Solomon started discussing the Aurora Games concept with some of the athletes he’d represented and other people he was connected to in the business and everyone seemed to think it was a great idea. Fast-forward three years and now Solomon is serving as the executive producer of the inaugural games. The six-day competition will group athletes onto one of two teams, Team Americas or Team World, and will see them face off against one another in six different major women’s sports—tennis, gymnastics, basketball, ice hockey, figure skating and volleyball—one for each day of the games. The overall winner of all these sporting events will take home the Babe Didrikson Zaharias Trophy, named for “Babe” Zaharias, the 1932 Olympic gold medalist, professional golfer and all-around athletic polymath. “We’re providing a platform for these great female athletes to really showcase their talents,” says Solomon. “It’s going to be a great opportunity for adults and kids alike to come out and get a taste of what’s going on in the highest echelons of women’s sports.”
Though the opening ceremonies commence on the 20th, the Aurora Games officially kick off Monday evening at 5:30pm, with a free community celebration, featuring live music, a movie screening, meet-and-greets with former Olympians and a fireworks display, all at the Empire State Plaza. All week during the Aurora Games, the Albany Capital Center, which is linked to the Times Union Center and Empire State Plaza via a walkway, will be hosting a free, festival called the Fan Zone. Guests to the event will be treated to everything from sports clinics and seminars to autograph sessions, a table tennis exhibition and a “Conversations with Champions” workshop series led by female champions and empowerment role models.
As for why Solomon chose Albany as the site for the inaugural games, he says that had a lot to do with Bob Belber, the Times Union Center’s general manager. “[Belber] and I have known each for quite some time, and he said that he wanted me to bring [the games] to Albany, and only Albany,” says Solomon. He’d previously been thinking of hosting the competition at Madison Square Garden in New York City. “But at the end of August, the people who live in New York City are primarily up near Albany and Saratoga and Lake George, so by going there, we’re really taking it to the same people,” he says. “And it’s just a beautiful area that has so much to offer.” Solomon also cites the area’s connection to the women’s suffrage movement, which this year is celebrating its centennial, as another reason he wanted to bring the games to Upstate New York. “This area was really the cradle of the women’s suffrage movement,” he says. “There’s a lot of symmetry there, which makes it that much more exciting.”

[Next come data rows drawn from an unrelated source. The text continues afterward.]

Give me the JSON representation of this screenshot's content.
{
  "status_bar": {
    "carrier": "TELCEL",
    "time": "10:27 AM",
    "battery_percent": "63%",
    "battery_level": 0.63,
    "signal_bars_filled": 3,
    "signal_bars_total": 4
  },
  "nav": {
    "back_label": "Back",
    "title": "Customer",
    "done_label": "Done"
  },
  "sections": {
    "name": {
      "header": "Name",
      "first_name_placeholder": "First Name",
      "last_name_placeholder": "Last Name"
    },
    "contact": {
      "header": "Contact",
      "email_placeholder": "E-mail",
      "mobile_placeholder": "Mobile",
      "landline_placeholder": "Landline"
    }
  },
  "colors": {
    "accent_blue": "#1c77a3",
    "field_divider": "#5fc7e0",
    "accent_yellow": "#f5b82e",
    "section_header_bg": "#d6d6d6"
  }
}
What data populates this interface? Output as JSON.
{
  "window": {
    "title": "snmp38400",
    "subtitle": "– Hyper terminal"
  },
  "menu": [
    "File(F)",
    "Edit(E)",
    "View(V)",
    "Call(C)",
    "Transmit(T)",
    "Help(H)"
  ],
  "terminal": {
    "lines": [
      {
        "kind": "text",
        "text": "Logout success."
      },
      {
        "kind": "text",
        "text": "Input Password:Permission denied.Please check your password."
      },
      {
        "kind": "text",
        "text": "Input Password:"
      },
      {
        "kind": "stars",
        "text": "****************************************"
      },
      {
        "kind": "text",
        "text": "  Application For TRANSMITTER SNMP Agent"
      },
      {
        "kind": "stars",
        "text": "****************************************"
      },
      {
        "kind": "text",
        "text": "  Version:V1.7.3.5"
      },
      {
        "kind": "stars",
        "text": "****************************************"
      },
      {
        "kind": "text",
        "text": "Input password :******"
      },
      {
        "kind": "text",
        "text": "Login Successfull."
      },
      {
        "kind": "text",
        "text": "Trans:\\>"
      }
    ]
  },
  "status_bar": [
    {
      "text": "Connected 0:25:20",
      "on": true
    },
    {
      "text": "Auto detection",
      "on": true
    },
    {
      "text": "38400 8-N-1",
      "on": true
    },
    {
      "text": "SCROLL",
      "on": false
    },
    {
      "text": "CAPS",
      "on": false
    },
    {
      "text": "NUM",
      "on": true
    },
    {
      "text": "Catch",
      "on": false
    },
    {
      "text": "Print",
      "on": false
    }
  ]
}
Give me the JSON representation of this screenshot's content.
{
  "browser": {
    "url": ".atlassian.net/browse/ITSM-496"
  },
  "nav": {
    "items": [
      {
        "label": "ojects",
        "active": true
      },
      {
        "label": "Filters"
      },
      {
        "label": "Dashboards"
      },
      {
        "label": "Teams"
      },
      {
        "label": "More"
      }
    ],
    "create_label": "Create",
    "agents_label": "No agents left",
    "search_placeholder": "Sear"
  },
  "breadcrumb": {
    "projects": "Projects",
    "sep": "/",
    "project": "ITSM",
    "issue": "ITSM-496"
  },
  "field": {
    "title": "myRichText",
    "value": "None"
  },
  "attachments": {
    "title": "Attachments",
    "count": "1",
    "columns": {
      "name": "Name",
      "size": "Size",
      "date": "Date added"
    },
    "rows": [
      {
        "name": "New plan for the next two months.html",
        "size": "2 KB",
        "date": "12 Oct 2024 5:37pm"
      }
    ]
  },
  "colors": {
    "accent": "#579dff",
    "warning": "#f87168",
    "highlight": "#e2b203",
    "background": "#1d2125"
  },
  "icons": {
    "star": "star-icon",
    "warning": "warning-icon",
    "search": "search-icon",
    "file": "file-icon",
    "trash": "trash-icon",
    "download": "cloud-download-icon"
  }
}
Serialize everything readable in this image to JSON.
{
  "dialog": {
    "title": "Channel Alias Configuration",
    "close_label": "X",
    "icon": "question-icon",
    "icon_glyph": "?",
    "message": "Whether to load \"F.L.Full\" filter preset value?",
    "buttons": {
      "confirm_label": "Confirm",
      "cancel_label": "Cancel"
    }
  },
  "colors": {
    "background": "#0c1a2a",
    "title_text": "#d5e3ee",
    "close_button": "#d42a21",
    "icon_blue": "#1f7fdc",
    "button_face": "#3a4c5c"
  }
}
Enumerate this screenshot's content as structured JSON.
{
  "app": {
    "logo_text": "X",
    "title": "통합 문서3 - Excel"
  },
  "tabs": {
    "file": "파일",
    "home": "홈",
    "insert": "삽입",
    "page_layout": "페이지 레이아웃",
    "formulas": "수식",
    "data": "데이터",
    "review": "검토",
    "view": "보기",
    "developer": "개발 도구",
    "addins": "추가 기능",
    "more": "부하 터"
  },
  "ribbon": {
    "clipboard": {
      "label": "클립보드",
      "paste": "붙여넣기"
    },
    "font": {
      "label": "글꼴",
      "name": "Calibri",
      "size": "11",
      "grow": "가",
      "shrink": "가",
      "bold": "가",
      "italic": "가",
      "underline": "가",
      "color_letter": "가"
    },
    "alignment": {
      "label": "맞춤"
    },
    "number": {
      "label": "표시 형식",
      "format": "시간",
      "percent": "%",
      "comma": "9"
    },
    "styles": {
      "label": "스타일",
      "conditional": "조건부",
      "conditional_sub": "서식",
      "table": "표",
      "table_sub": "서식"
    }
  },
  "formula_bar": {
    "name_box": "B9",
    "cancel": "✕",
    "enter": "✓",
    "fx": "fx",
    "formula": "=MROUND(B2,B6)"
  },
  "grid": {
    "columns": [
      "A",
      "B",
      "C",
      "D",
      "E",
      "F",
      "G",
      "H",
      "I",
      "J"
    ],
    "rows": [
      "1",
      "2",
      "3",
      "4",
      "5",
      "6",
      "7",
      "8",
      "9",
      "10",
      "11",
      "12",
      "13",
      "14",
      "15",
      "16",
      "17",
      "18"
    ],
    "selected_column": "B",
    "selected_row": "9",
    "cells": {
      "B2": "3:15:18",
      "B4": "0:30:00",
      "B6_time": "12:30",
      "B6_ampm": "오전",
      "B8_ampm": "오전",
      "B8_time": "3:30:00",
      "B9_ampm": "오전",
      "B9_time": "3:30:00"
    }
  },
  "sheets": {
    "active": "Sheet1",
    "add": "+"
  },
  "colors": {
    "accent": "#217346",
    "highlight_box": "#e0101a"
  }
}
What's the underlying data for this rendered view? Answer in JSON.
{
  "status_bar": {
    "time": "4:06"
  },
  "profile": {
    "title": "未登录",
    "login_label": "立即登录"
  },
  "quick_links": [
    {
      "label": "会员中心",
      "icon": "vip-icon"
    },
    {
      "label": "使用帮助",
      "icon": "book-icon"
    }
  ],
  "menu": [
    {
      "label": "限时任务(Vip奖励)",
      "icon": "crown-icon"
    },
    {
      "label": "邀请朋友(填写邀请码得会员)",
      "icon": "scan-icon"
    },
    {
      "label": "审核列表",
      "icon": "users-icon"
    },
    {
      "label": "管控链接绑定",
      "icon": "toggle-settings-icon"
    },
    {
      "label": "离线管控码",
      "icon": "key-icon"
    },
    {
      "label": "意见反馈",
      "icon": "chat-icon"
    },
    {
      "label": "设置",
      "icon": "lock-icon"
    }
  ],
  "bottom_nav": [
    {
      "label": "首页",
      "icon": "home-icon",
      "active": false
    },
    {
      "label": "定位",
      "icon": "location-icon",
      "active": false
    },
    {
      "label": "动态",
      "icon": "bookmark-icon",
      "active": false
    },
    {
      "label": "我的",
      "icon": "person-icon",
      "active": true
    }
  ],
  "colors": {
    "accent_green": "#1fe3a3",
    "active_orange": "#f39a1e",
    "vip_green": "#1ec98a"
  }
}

The Aurora Games run through Sunday, and tickets are still available. For more information, click here.